Sustainable biomass has played a central role in Ørsted’s transformation from a fossil fuel company to a green energy leader, significantly decarbonising the heat and power plants we own and operate in Denmark.

A worker standing on top of a power plant wearing safety gear.

Bidding farewell to coal

Since 2006, Ørsted has undertaken a massive biomass conversion programme, rebuilding and upgrading our coal-fired combined heat and power (CHP) plants so that they can run on sustainable biomass. 

By 2019, we’d reduced our coal consumption by 91 %. What’s more, thanks to the significant role our CHP plants play in heating and powering Denmark, our biomass conversion programme has been one of the largest contributors to the country’s national emissions reductions.
By 2023, we’ll have fully phased out the use of coal in our operations*. This’ll mark the end of a chapter in Ørsted’s green transformation story.

What is bioenergy?

Bioenergy is a form of renewable energy that’s generated from burning biomass. Biomass is organic matter like straw, wood chips, and wood pellets. Bioenergy can be used to help meet the demand for renewable energy by producing electricity and district heating. Our biomass energy generation saves millions of tonnes of CO2 emissions every year.

Two men jogging side by side in woods.
Sustainable biomass is a crucial step on our path towards phasing out coal, while also keeping a high-level security of supply. Find out how we ensure that the biomass we use is truly sustainable.
We currently operate seven combined heat and power plants in Denmark, along with one heat plant and one peak load power plant.
Bird's-eye view of Skaerbaek Power Station.
Electricity and heat production

Our bioenergy capabilities ensure reliable, clean, and sustainable electricity and heat production.

Kalundborg biogas plant
We’ve developed a unique method to turn unsorted household waste into energy and recycled materials. Using an enzyme-based technology called Renescience, we’ve built a first-of-its-kind waste treatment facility in the UK.

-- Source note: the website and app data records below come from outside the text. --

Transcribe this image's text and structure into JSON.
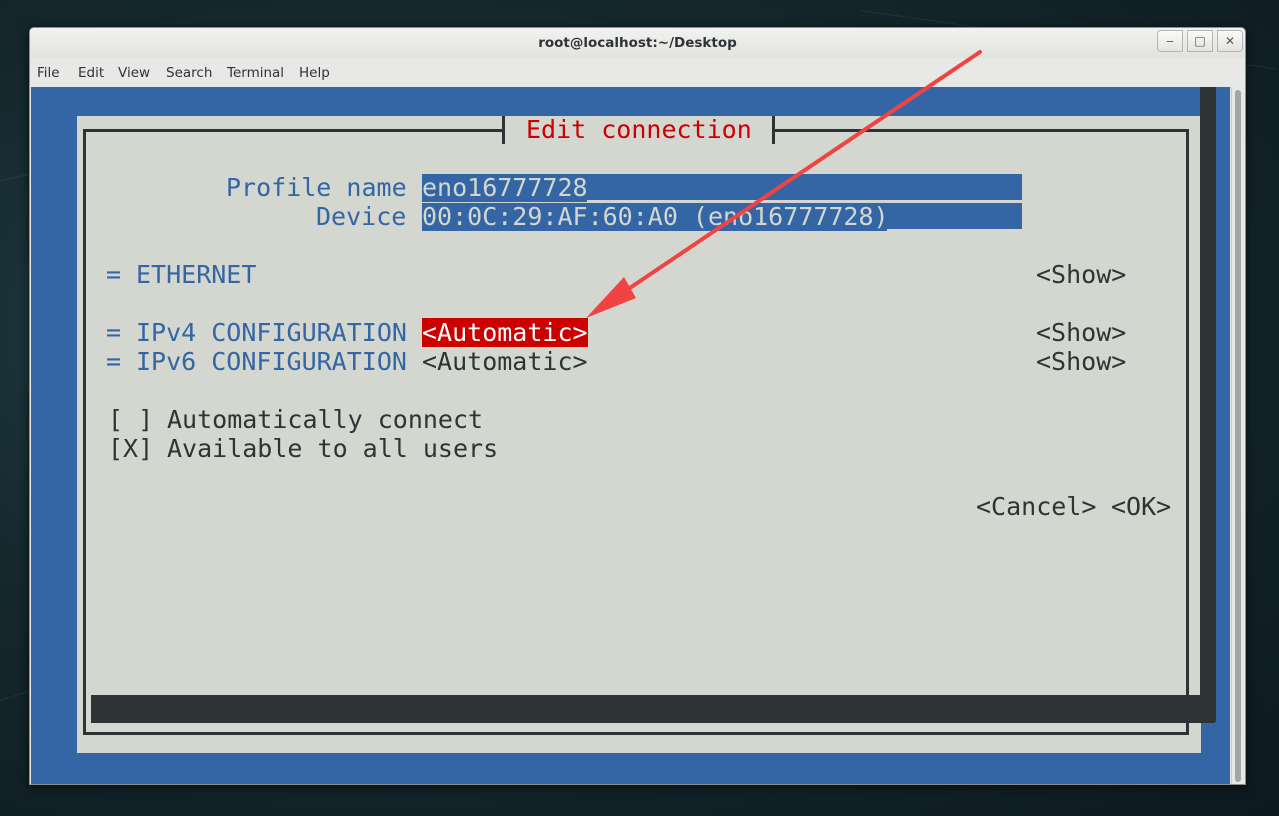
{
  "window": {
    "title": "root@localhost:~/Desktop",
    "controls": {
      "minimize": "‒",
      "maximize": "□",
      "close": "✕"
    }
  },
  "menubar": [
    "File",
    "Edit",
    "View",
    "Search",
    "Terminal",
    "Help"
  ],
  "dialog": {
    "title": "Edit connection",
    "profile_label": "Profile name",
    "profile_value": "eno16777728",
    "device_label": "Device",
    "device_value": "00:0C:29:AF:60:A0 (eno16777728)",
    "ethernet": {
      "marker": "=",
      "label": "ETHERNET",
      "show": "<Show>"
    },
    "ipv4": {
      "marker": "=",
      "label": "IPv4 CONFIGURATION",
      "mode": "<Automatic>",
      "show": "<Show>"
    },
    "ipv6": {
      "marker": "=",
      "label": "IPv6 CONFIGURATION",
      "mode": "<Automatic>",
      "show": "<Show>"
    },
    "auto_connect": {
      "box": "[ ]",
      "label": "Automatically connect",
      "checked": false
    },
    "all_users": {
      "box": "[X]",
      "label": "Available to all users",
      "checked": true
    },
    "cancel": "<Cancel>",
    "ok": "<OK>"
  },
  "colors": {
    "terminal_bg": "#3465a4",
    "dialog_bg": "#d3d7cf",
    "accent_red": "#cc0000",
    "annotation_arrow": "#f04444"
  }
}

* Following orders from the Danish authorities, Ørsted must delay its target to stop using coal one year to 2024. Ørsted maintains its goal of becoming carbon-neutral by 2025.

To ensure the security of the electricity supply in Denmark, the Danish authorities have decided to order Ørsted to continue and resume operations of three of its Danish power station units. This applies to two units which use coal as their primary source of fuel, and one which uses oil as fuel. One of these is Ørsted’s last coal-fired powerplant in operation, scheduled to be decommissioned on 31 March 2023, and the two other units have already been decommissioned.

The Danish authorities have ordered Ørsted to keep the three units in operation until 30 June 2024.